Home care visits to elderly people should last for at least half an hour and focus on what they can or would like to do rather than on what they can’t do, says NICE.
Almost half a million people received home care in England in 2013/14, with 80 per cent of them at least 65 years old.
Demand for home care is expected to grow in the coming years due to England’s ageing population. It is predicted that almost 1 in 4 people in England will be aged 65 and older by 2035. This comes at a time when the social care sector is facing up to a funding crisis.
Aspirational but achievable
NICE’s first guideline for the social care sector sets out recommendations that are aspirational but achievable. Many of the recommends require a change in attitude rather than additional funding. What’s more, a number of local authorities are already getting it right and delivering high-quality services.
The guideline, which is also of relevance to Clinical Commissioning Groups and others who commission home care services, recommends that services support the aspirations, goals and priorities of each person, and that they and their carers are treated with empathy, courtesy and respect.
Home care workers should make sure their support focuses on what people can or would like to do rather than a “one size fits all” service. For example, if a person can still feed themselves then they should be supported to do this rather than being spoon-fed.
NICE recommends that commissioners ensure that home care workers should be given enough time to do their job without being rushed or compromising the dignity of the person who uses services. This includes having enough time to talk to the person and their carer, and adequate travel time between appointments.

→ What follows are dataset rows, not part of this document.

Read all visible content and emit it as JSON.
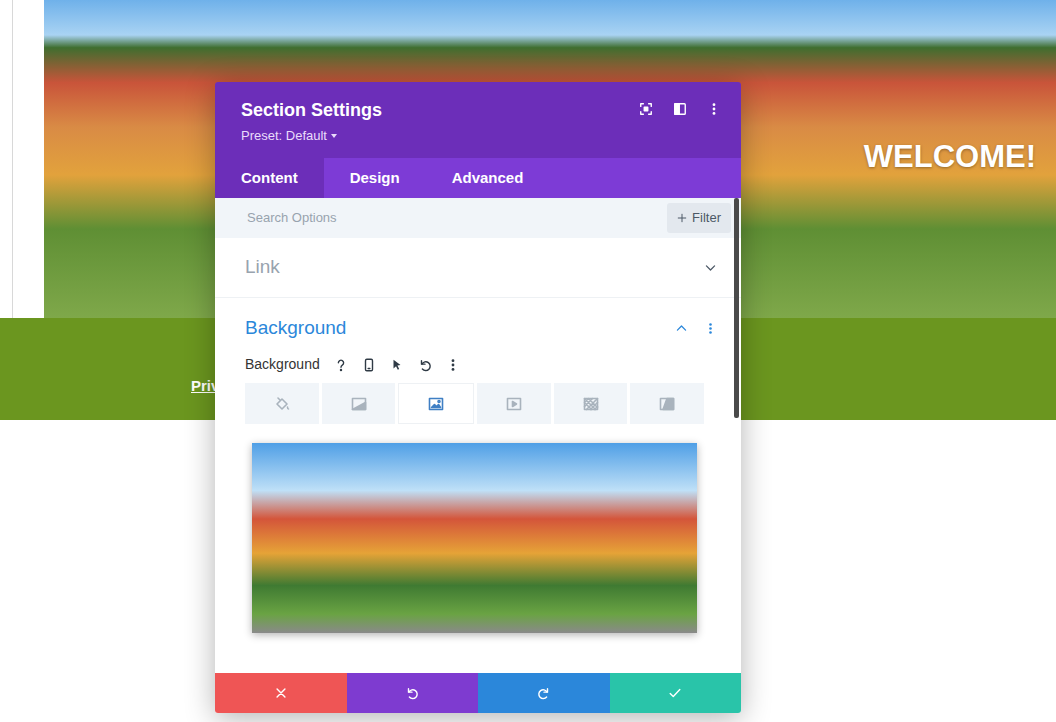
{
  "page": {
    "heading": "WELCOME!",
    "link": "Priv"
  },
  "modal": {
    "title": "Section Settings",
    "preset": "Preset: Default"
  },
  "tabs": [
    {
      "label": "Content",
      "selected": true
    },
    {
      "label": "Design",
      "selected": false
    },
    {
      "label": "Advanced",
      "selected": false
    }
  ],
  "search": {
    "placeholder": "Search Options",
    "filter": "Filter"
  },
  "sections": [
    {
      "title": "Link",
      "expanded": false
    },
    {
      "title": "Background",
      "expanded": true
    }
  ],
  "background": {
    "label": "Background",
    "types": [
      {
        "kind": "color",
        "selected": false
      },
      {
        "kind": "gradient",
        "selected": false
      },
      {
        "kind": "image",
        "selected": true
      },
      {
        "kind": "video",
        "selected": false
      },
      {
        "kind": "pattern",
        "selected": false
      },
      {
        "kind": "mask",
        "selected": false
      }
    ]
  }
}
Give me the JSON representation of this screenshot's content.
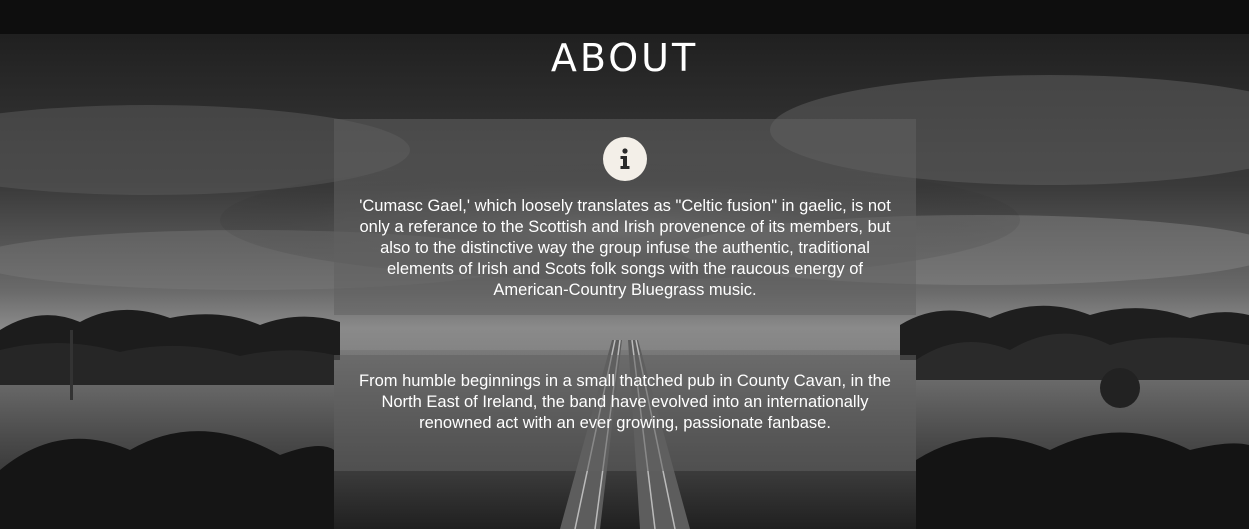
{
  "section": {
    "title": "ABOUT"
  },
  "panels": [
    {
      "icon": "info-icon",
      "text": "'Cumasc Gael,' which loosely translates as \"Celtic fusion\" in gaelic, is not only a referance to the Scottish and Irish provenence of its members, but also to the distinctive way the group infuse the authentic, traditional elements of Irish and Scots folk songs with the raucous energy of American-Country Bluegrass music."
    },
    {
      "text": "From humble beginnings in a small thatched pub in County Cavan, in the North East of Ireland, the band have evolved into an internationally renowned act with an ever growing, passionate fanbase."
    }
  ],
  "colors": {
    "topbar": "#0e0e0e",
    "panel": "#606060",
    "icon_circle": "#f3efe8",
    "icon_glyph": "#2a2a2a",
    "text": "#ffffff"
  }
}
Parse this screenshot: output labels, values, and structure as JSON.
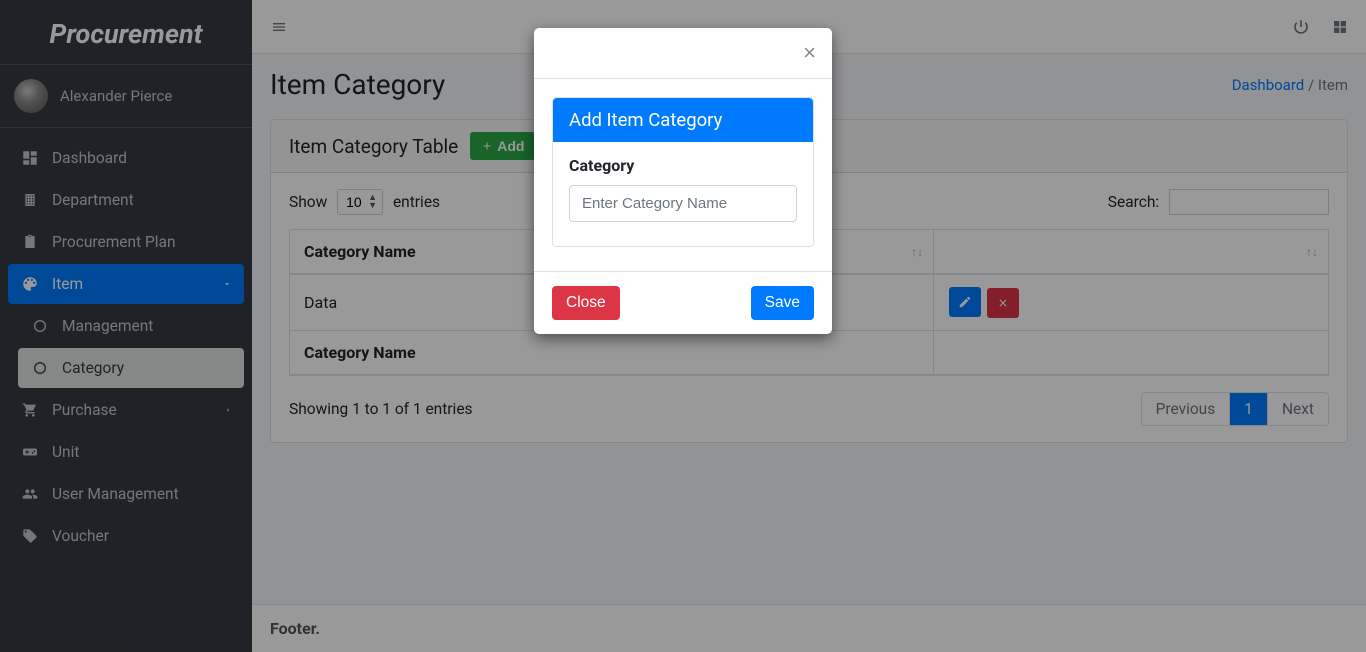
{
  "brand": "Procurement",
  "user": {
    "name": "Alexander Pierce"
  },
  "sidebar": {
    "items": [
      {
        "label": "Dashboard",
        "icon": "dashboard-icon"
      },
      {
        "label": "Department",
        "icon": "building-icon"
      },
      {
        "label": "Procurement Plan",
        "icon": "clipboard-icon"
      },
      {
        "label": "Item",
        "icon": "palette-icon",
        "active": true,
        "caret": true
      },
      {
        "label": "Management",
        "icon": "circle-icon",
        "sub": true
      },
      {
        "label": "Category",
        "icon": "circle-icon",
        "sub": true,
        "subActive": true
      },
      {
        "label": "Purchase",
        "icon": "cart-icon",
        "caret": true
      },
      {
        "label": "Unit",
        "icon": "gamepad-icon"
      },
      {
        "label": "User Management",
        "icon": "users-icon"
      },
      {
        "label": "Voucher",
        "icon": "tag-icon"
      }
    ]
  },
  "header": {
    "title": "Item Category",
    "breadcrumb": {
      "link": "Dashboard",
      "sep": "/",
      "current": "Item"
    }
  },
  "card": {
    "title": "Item Category Table",
    "add_label": "Add"
  },
  "datatable": {
    "show_label": "Show",
    "entries_label": "entries",
    "length_value": "10",
    "search_label": "Search:",
    "columns": [
      "Category Name",
      ""
    ],
    "rows": [
      {
        "name": "Data"
      }
    ],
    "info": "Showing 1 to 1 of 1 entries",
    "prev": "Previous",
    "next": "Next",
    "page": "1"
  },
  "footer": "Footer.",
  "modal": {
    "title": "Add Item Category",
    "field_label": "Category",
    "placeholder": "Enter Category Name",
    "close": "Close",
    "save": "Save"
  }
}
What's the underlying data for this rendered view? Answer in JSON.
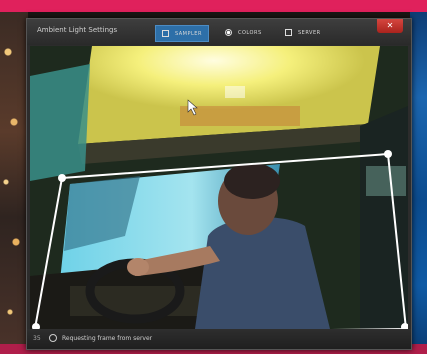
{
  "window": {
    "title": "Ambient Light Settings",
    "close_label": "✕",
    "tabs": [
      {
        "label": "SAMPLER",
        "icon": "sampler-icon",
        "active": true
      },
      {
        "label": "COLORS",
        "icon": "colors-icon",
        "active": false
      },
      {
        "label": "SERVER",
        "icon": "server-icon",
        "active": false
      }
    ]
  },
  "status": {
    "frame_number": "35",
    "message": "Requesting frame from server"
  },
  "colors": {
    "accent_tab": "#2d6fa8",
    "close_button": "#c4352e",
    "capture_outline": "#ffffff"
  }
}
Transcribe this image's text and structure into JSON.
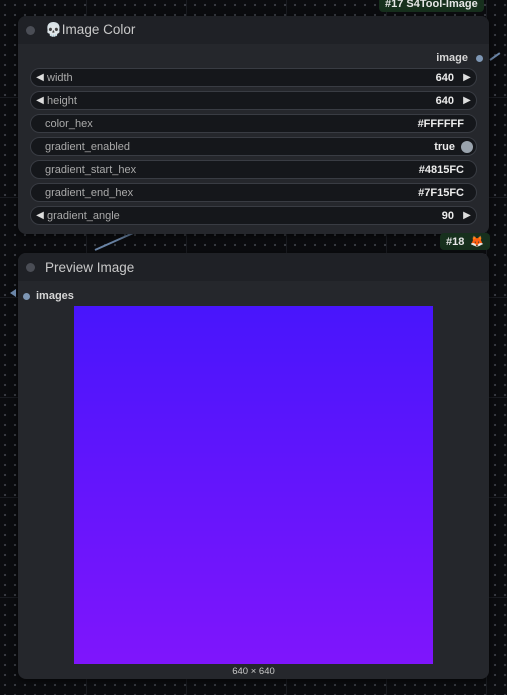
{
  "node1": {
    "badge": "#17 S4Tool-Image",
    "title": "💀Image Color",
    "output_label": "image",
    "widgets": [
      {
        "name": "width",
        "value": "640",
        "type": "number"
      },
      {
        "name": "height",
        "value": "640",
        "type": "number"
      },
      {
        "name": "color_hex",
        "value": "#FFFFFF",
        "type": "text"
      },
      {
        "name": "gradient_enabled",
        "value": "true",
        "type": "toggle"
      },
      {
        "name": "gradient_start_hex",
        "value": "#4815FC",
        "type": "text"
      },
      {
        "name": "gradient_end_hex",
        "value": "#7F15FC",
        "type": "text"
      },
      {
        "name": "gradient_angle",
        "value": "90",
        "type": "number"
      }
    ]
  },
  "node2": {
    "badge": "#18",
    "badge_icon": "fox-icon",
    "title": "Preview Image",
    "input_label": "images",
    "image_dims": "640 × 640",
    "gradient_start": "#4815FC",
    "gradient_end": "#7F15FC"
  },
  "colors": {
    "link": "#6b86a8",
    "badge_bg": "#17301d"
  }
}
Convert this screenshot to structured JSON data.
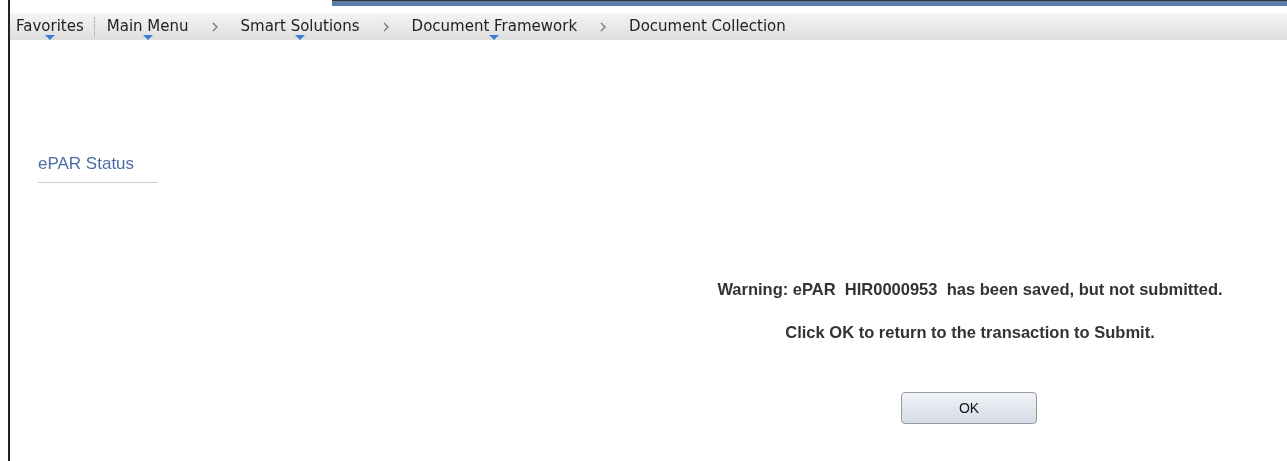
{
  "breadcrumb": [
    {
      "label": "Favorites",
      "has_menu": true
    },
    {
      "label": "Main Menu",
      "has_menu": true
    },
    {
      "label": "Smart Solutions",
      "has_menu": true
    },
    {
      "label": "Document Framework",
      "has_menu": true
    },
    {
      "label": "Document Collection",
      "has_menu": false
    }
  ],
  "page_title": "ePAR Status",
  "messages": [
    "Warning: ePAR  HIR0000953  has been saved, but not submitted.",
    "Click OK to return to the transaction to Submit."
  ],
  "buttons": [
    "OK"
  ]
}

Home care visits shorter than half an hour should only be made if the home care worker is known to the person and the visit is part of a wider package of support and the purpose of the visit can be properly undertaken in that time.
Continuity of care
The guideline also highlights the importance of prioritising continuity of care by ensuring the person has the same home care worker or workers so that they can become familiar and build a relationship.
Professor Gillian Leng, deputy chief executive and director for health and social care at NICE:
“The need for support at home is something that is likely to affect many of us. As we age, most of us will want to continue living in our own homes, surrounded by a lifetime of memories, for as long as we can.
“Helping a person remain as independent as possible is an important component to maintaining their wellbeing.”
“Without good support, older people can suffer from social isolation, malnutrition or neglect. They may also be at risk of injuring themselves, perhaps from a fall or other accident, if they do not receive adequate help and could end up in hospital.”
Bridget Warr, chief executive of the United Kingdom Homecare Association (UKHCA) and chair of the guideline group:
“The help each person needs will differ and it is important that the homecare delivered is tailored specifically to the individual; his or her needs, wishes and aspirations.
“The guideline emphasises the importance of people receiving support from trained and competent staff with whom they are familiar. For this to happen, those commissioning and delivering home care must work together with the person wanting support to plan the right co-ordinated care in the way the person wants. They should be sure that there is adequate time allowed for the home care worker to provide good, sensitive support in a way that protects and enhances the person’s dignity, wellbeing and independence.
“The guideline spells out how this can be achieved and will, I hope, help to provide focus for those many providers and commissioners who want to ensure high quality, responsive, sustainable support at home is available to those who want it.”
“I might be the only person they see that day”
Miranda Okon, a home care worker who helped to develop the guideline:
“The role of a home care worker is a valuable one to many older people and their families. I see 3 or 4 people a day and help them with things such as doing their laundry or shopping, cooking meals, or helping them to wash. I also make sure I have time to chat to them as I might be the only person they see that day.
“Visits of less than half an hour are not allowed in the area where I work and this makes sure I am able to do everything I need to for each person without rushing. But this isn’t happening everywhere and if workers are in a situation where they have to choose which task to do before they have to rush out of the door this isn’t acceptable. Home care workers deserve proper recognition and support to do their jobs well and giving them enough time is vital to this.
”Regular training and development is also important: not only will it lead to a more skilled workforce, but may even help to retain staff by giving them a better defined career path.”
Minister for Community and Social Care, Alistair Burt welcomed the guideline:
“Most of us envisage spending our old age in our own home and we want to provide the great care that can make that a reality. We asked NICE to develop this guideline so that everyone involved in providing home care has clear standards that we will expect them to follow. This will not only provide reassurance for countless families who rely on this care but for the thousands of workers who want the time and support to be able to give people the care they deserve.”